**Activity**
Should a line below contain the word "JSON", report it.

--------------------------------

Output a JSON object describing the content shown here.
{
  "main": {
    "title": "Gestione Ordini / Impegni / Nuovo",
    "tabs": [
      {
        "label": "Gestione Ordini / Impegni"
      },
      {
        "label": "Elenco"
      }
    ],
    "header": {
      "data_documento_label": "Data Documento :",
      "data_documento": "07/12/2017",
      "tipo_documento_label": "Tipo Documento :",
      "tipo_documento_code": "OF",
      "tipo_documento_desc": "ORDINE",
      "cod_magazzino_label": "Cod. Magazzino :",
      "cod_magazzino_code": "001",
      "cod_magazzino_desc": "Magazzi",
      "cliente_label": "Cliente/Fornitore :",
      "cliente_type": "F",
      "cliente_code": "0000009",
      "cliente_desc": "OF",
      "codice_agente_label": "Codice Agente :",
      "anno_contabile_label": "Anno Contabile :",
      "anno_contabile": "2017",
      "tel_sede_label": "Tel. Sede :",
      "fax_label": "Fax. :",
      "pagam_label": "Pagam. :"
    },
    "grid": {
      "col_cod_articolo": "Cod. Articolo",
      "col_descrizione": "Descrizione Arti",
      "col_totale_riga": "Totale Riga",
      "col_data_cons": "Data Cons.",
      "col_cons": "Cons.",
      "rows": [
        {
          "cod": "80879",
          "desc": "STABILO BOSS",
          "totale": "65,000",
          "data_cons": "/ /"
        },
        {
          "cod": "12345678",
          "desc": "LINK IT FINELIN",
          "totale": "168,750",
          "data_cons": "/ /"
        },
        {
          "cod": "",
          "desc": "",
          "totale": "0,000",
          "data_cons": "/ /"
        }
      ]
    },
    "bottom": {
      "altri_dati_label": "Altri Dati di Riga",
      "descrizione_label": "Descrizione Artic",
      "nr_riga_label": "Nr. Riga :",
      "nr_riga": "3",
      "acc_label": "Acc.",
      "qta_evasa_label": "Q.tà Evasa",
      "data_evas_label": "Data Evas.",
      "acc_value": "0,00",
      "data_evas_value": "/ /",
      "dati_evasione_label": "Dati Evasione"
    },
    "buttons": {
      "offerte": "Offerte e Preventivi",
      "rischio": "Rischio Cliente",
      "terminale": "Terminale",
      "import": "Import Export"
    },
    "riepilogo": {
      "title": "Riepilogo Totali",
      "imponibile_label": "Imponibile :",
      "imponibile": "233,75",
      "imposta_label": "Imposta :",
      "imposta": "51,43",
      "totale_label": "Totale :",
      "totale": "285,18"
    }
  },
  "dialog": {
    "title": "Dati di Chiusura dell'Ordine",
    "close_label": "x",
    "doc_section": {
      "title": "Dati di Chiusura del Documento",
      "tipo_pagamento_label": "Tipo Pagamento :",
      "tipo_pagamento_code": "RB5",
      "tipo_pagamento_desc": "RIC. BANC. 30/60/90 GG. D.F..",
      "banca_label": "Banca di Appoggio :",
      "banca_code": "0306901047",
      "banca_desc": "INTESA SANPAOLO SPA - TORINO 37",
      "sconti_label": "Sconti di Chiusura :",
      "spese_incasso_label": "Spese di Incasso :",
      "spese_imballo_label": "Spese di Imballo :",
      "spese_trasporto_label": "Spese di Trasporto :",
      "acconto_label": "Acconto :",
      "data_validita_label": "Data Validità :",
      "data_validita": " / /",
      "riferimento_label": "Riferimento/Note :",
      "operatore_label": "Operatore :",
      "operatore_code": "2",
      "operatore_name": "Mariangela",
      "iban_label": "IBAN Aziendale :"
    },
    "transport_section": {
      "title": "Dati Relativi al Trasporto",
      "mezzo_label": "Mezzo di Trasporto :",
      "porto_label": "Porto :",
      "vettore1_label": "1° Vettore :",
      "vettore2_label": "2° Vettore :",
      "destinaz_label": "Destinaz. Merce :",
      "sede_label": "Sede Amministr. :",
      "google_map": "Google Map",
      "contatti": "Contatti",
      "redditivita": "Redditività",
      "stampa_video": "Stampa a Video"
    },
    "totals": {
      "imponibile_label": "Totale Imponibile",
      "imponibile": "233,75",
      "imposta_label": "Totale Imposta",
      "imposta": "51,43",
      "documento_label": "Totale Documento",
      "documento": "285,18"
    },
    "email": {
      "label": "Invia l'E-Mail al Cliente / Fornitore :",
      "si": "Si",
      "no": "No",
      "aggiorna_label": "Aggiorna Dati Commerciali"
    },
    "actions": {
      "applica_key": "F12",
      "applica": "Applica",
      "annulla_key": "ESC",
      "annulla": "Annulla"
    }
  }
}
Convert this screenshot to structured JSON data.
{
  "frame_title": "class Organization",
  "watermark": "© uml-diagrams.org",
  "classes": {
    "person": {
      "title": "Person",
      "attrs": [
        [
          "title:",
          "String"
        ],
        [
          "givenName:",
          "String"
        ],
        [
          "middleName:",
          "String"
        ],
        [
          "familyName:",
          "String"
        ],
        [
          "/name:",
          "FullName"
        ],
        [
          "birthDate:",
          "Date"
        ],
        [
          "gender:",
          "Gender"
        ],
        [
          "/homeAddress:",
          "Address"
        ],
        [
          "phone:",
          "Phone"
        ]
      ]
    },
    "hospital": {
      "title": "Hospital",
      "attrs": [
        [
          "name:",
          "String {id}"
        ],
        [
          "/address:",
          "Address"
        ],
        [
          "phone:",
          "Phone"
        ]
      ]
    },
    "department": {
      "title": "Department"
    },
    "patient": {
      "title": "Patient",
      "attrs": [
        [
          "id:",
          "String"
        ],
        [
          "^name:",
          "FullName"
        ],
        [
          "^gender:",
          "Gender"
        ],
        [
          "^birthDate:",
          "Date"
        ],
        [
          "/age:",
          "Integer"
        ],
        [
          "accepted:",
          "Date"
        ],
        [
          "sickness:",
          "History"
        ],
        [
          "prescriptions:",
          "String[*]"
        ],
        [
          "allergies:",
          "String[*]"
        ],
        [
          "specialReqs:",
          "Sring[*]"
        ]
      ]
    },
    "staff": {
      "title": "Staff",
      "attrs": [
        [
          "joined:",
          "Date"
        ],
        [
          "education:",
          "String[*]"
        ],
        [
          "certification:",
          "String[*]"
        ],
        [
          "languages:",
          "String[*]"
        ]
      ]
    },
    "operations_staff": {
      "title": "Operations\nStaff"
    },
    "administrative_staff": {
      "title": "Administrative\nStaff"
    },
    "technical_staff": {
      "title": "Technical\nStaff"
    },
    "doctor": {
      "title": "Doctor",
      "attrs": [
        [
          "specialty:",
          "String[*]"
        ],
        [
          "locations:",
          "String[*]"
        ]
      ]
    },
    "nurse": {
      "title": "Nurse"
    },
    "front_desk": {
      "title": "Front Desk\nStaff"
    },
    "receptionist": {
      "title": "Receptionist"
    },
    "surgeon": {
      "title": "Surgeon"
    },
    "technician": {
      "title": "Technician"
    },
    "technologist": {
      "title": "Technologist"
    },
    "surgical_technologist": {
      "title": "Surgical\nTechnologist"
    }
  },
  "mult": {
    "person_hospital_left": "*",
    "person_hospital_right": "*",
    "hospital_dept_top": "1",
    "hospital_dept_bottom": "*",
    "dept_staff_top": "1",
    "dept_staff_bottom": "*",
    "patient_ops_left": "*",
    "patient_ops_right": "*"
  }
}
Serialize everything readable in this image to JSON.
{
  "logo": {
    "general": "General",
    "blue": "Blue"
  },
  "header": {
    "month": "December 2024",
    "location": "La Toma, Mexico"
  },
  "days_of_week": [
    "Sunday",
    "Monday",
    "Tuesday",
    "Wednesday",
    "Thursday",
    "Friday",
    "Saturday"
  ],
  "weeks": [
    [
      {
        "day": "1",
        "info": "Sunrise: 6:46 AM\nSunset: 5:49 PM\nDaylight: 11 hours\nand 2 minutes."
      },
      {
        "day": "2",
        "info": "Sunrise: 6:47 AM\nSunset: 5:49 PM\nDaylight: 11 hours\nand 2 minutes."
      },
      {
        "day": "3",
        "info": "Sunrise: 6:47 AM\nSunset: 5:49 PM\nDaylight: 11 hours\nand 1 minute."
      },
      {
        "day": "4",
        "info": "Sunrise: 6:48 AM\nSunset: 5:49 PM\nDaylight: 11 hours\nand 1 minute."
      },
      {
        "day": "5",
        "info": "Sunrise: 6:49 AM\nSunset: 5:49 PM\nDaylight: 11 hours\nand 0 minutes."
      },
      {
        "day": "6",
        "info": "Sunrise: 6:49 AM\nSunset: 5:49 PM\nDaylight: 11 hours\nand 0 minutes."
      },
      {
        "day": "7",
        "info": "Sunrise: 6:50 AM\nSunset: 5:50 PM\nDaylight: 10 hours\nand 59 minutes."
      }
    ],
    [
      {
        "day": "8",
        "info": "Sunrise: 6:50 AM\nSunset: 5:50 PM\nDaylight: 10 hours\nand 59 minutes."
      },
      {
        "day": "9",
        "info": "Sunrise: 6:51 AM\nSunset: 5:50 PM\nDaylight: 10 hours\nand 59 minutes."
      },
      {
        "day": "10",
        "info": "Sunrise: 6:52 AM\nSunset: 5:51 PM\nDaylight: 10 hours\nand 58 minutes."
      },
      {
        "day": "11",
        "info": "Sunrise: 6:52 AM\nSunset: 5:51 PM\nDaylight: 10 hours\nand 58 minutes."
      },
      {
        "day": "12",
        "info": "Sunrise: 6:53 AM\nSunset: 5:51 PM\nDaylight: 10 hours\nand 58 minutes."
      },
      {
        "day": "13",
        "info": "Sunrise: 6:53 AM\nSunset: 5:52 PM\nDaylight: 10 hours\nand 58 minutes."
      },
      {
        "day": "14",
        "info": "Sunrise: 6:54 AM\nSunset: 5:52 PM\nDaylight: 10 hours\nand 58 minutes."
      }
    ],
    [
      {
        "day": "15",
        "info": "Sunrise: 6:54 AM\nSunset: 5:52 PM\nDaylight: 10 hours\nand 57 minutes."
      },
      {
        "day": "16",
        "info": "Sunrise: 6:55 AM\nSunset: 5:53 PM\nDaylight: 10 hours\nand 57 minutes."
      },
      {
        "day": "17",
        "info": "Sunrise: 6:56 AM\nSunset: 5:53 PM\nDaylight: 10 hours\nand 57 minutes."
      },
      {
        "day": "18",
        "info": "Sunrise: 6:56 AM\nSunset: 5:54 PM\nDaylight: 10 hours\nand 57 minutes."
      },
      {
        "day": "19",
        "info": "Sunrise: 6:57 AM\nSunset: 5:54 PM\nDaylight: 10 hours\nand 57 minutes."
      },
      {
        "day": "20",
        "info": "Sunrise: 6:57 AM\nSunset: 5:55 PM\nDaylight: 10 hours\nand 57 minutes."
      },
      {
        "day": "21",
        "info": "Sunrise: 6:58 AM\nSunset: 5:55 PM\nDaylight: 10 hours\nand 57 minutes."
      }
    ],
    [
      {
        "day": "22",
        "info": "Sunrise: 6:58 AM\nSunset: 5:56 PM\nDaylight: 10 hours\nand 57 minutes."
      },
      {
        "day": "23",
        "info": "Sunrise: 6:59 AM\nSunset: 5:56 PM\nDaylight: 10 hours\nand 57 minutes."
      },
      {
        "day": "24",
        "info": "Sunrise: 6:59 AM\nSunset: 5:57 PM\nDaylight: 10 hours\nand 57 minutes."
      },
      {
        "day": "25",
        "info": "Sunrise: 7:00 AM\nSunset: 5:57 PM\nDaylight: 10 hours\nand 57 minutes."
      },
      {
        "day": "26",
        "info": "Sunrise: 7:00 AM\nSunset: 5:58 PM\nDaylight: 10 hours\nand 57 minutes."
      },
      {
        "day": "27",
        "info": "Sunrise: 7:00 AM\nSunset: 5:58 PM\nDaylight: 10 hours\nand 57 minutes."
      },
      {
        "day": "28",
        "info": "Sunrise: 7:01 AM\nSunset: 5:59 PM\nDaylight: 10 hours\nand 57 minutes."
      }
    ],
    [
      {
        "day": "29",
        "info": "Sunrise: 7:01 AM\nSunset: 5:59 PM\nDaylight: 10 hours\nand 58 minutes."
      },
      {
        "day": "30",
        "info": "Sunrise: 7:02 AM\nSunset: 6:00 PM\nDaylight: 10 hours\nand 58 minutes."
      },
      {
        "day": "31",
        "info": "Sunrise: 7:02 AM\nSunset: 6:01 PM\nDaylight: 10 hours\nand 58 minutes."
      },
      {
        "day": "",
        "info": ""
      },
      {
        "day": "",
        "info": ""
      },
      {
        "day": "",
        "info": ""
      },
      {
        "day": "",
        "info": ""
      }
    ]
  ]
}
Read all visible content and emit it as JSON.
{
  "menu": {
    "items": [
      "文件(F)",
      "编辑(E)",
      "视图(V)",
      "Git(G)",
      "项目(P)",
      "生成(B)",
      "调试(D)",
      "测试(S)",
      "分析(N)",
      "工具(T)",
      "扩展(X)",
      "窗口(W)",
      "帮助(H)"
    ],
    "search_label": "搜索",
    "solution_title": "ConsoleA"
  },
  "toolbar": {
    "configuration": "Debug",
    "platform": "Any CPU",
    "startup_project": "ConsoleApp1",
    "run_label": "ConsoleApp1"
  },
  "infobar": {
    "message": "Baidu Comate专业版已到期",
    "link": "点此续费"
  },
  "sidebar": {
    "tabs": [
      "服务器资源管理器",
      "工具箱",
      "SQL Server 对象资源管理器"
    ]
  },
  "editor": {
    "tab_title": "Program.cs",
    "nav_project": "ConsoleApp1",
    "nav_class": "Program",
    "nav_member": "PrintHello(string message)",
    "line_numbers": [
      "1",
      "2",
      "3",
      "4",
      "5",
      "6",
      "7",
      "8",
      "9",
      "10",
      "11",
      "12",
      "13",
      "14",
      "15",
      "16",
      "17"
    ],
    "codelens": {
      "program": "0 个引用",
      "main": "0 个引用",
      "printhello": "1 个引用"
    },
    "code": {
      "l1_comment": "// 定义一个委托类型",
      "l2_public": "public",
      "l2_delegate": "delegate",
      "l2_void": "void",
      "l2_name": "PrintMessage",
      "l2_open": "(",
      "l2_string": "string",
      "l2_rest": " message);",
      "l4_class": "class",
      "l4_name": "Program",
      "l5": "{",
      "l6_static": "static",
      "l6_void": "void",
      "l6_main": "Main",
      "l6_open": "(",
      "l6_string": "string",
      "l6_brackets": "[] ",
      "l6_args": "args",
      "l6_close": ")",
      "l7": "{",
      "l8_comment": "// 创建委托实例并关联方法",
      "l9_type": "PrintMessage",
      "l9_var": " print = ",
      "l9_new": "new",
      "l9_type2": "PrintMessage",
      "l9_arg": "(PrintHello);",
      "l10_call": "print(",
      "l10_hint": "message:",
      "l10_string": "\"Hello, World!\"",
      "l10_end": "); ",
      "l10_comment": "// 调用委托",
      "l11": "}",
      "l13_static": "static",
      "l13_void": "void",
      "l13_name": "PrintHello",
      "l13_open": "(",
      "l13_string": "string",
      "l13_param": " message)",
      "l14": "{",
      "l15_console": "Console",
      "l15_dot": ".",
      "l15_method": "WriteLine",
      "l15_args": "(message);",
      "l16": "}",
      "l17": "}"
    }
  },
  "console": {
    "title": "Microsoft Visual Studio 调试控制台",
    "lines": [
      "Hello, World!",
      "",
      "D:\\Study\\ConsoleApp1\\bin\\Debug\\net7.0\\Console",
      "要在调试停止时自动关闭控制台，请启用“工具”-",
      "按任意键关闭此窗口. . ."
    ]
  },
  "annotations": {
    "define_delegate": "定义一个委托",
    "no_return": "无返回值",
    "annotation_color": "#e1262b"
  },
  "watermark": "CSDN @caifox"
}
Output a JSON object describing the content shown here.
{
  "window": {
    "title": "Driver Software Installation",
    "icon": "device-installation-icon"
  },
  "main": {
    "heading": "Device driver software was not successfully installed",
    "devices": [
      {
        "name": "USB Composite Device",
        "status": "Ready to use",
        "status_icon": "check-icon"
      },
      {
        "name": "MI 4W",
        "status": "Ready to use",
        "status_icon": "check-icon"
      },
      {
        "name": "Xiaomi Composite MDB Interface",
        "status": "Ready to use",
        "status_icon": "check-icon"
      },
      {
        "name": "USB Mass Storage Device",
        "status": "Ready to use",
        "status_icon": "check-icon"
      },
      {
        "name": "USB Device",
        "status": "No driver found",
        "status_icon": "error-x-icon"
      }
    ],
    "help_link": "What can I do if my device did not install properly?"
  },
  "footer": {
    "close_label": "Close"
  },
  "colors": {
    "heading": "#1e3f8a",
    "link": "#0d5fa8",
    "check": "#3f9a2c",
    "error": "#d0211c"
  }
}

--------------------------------

**Solved problem**
Output a JSON object describing the content shown here.
Convert this screenshot to structured JSON data.
Serialize everything readable in this image to JSON.
Read all visible content and emit it as JSON.
Output a JSON object describing the content shown here.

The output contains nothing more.